On Friday morning, commuters arrived in the city centre to see the infamous Piccadilly Gardens wall had been graffitied.
The message: “The north is not a petri dish.”
Prime Minister Johnson has urged Mr Burnham and his colleagues to work ‘constructively’ with the government, insisting that measures could still be imposed if a deal is not agreed.
He will, he insists, step in ‘to protect Manchester’s hospitals and save the lives of Manchester’s residents’.
Speaking at a press conference on Friday afternoon, the PM said he understood the reluctance of Greater Manchester’s leaders – but said ‘time is of the essence’.
Quoting figures which showed the number of cases in the region had doubled in the last nine days – and the number of Covid patients in Greater Manchester ICU beds was already 40 per cent above occupancy at the height of the first wave – he said: “I must stress the situation is grave and it worsens with each passing day.”
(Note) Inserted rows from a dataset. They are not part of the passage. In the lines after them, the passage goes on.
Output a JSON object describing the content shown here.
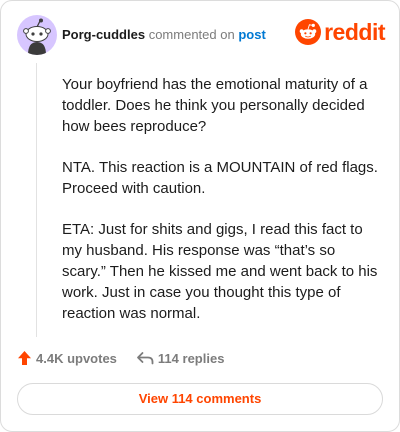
{
  "comment": {
    "author": "Porg-cuddles",
    "action_text": "commented on",
    "target_link": "post",
    "paragraphs": [
      "Your boyfriend has the emotional maturity of a toddler. Does he think you personally decided how bees reproduce?",
      "NTA. This reaction is a MOUNTAIN of red flags. Proceed with caution.",
      "ETA: Just for shits and gigs, I read this fact to my husband. His response was “that’s so scary.” Then he kissed me and went back to his work. Just in case you thought this type of reaction was normal."
    ],
    "upvotes_label": "4.4K upvotes",
    "replies_label": "114 replies"
  },
  "brand": {
    "wordmark": "reddit",
    "color": "#ff4500"
  },
  "footer": {
    "view_comments_label": "View 114 comments"
  },
  "icons": {
    "avatar": "snoo-avatar-icon",
    "logo": "reddit-logo-icon",
    "upvote": "upvote-arrow-icon",
    "reply": "reply-arrow-icon"
  }
}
His message to Mr Burnham and his colleagues was clear: “If an agreement cannot be reached, I will need to intervene.”
Mr Johnson added: “I urge the mayor to reconsider and engage constructively. I cannot stress enough – time is of the essence.
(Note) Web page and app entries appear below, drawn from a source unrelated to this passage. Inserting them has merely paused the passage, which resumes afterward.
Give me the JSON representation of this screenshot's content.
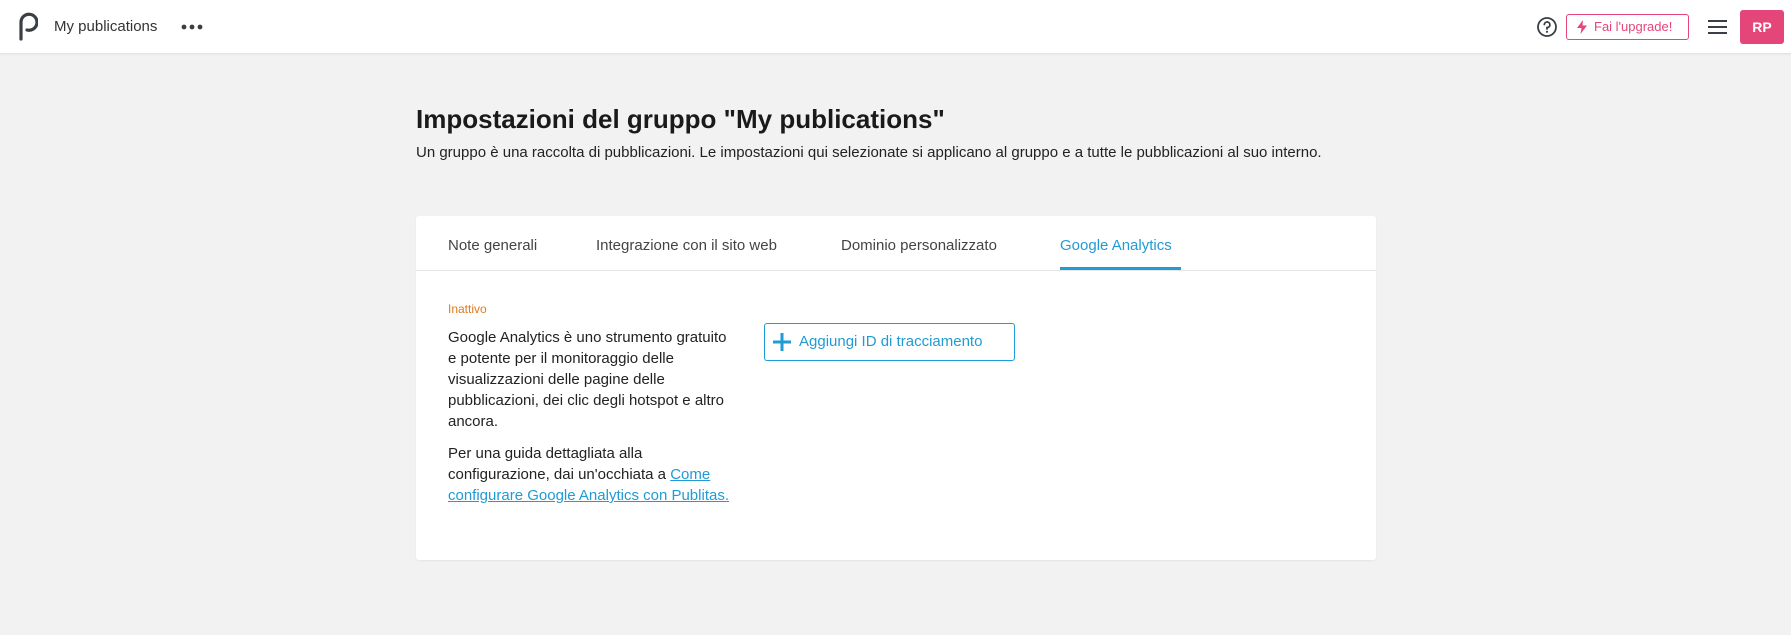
{
  "header": {
    "app_title": "My publications",
    "upgrade_label": "Fai l'upgrade!",
    "avatar_initials": "RP",
    "icons": [
      "publitas-logo-icon",
      "more-dots-icon",
      "help-icon",
      "lightning-icon",
      "hamburger-menu-icon"
    ]
  },
  "page": {
    "title": "Impostazioni del gruppo \"My publications\"",
    "description": "Un gruppo è una raccolta di pubblicazioni. Le impostazioni qui selezionate si applicano al gruppo e a tutte le pubblicazioni al suo interno."
  },
  "tabs": [
    {
      "label": "Note generali",
      "active": false
    },
    {
      "label": "Integrazione con il sito web",
      "active": false
    },
    {
      "label": "Dominio personalizzato",
      "active": false
    },
    {
      "label": "Google Analytics",
      "active": true
    }
  ],
  "analytics": {
    "status": "Inattivo",
    "description": "Google Analytics è uno strumento gratuito e potente per il monitoraggio delle visualizzazioni delle pagine delle pubblicazioni, dei clic degli hotspot e altro ancora.",
    "guide_prefix": "Per una guida dettagliata alla configurazione, dai un'occhiata a ",
    "guide_link": "Come configurare Google Analytics con Publitas.",
    "add_button_label": "Aggiungi ID di tracciamento"
  },
  "colors": {
    "accent_blue": "#1f9bd5",
    "brand_pink": "#e5467a",
    "status_orange": "#e07a1c",
    "page_background": "#f2f2f2"
  }
}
“Each day that passes before action is taken means more people will go to hospital, more people will end up in intensive care, and tragically more people will die.”
Earlier, the Prime Minister thanked Mr Burnham’s Merseyside counterpart Steve Rotherham – as well as London mayor Sadiq Khan and Lancashire leaders – for ‘working constructively’ with the government following the announcement of Tier 3 restrictions in those areas.
“In Merseyside, where the situation is most acute, we were able to conclude talks quickly,” he said.
That thinly-veiled dig didn’t go unnoticed here, nor have perceived attempts to capitalise on the old Manchester-Liverpool rivalry.
It remains to be seen whether the government’s tactics will work – or whether a compromise can be struck.
In a statement following Mr Johnson’s address to the nation, Mr Burnham and his colleagues held firm.
After a week of toing and froing, they said they were ‘on standby all day’ on Friday to continue talks with the government. A meeting, they say, was never arranged.
“We can assure the Prime Minister that we are ready to meet at any time to try to agree a way forward,” the statement, also signed by deputy mayor Bev Hughes and the ten Greater Manchester council leaders read.
“We can also say with confidence that we have done, and will continue to do, everything within our power to protect the health of our residents.”
Blackpool council leader Lynn Williams has claimed Lancashire had been ‘bullied’ into accepting a Tier 3 lockdown.
Greater Manchester’s leaders seem determined not to follow suit.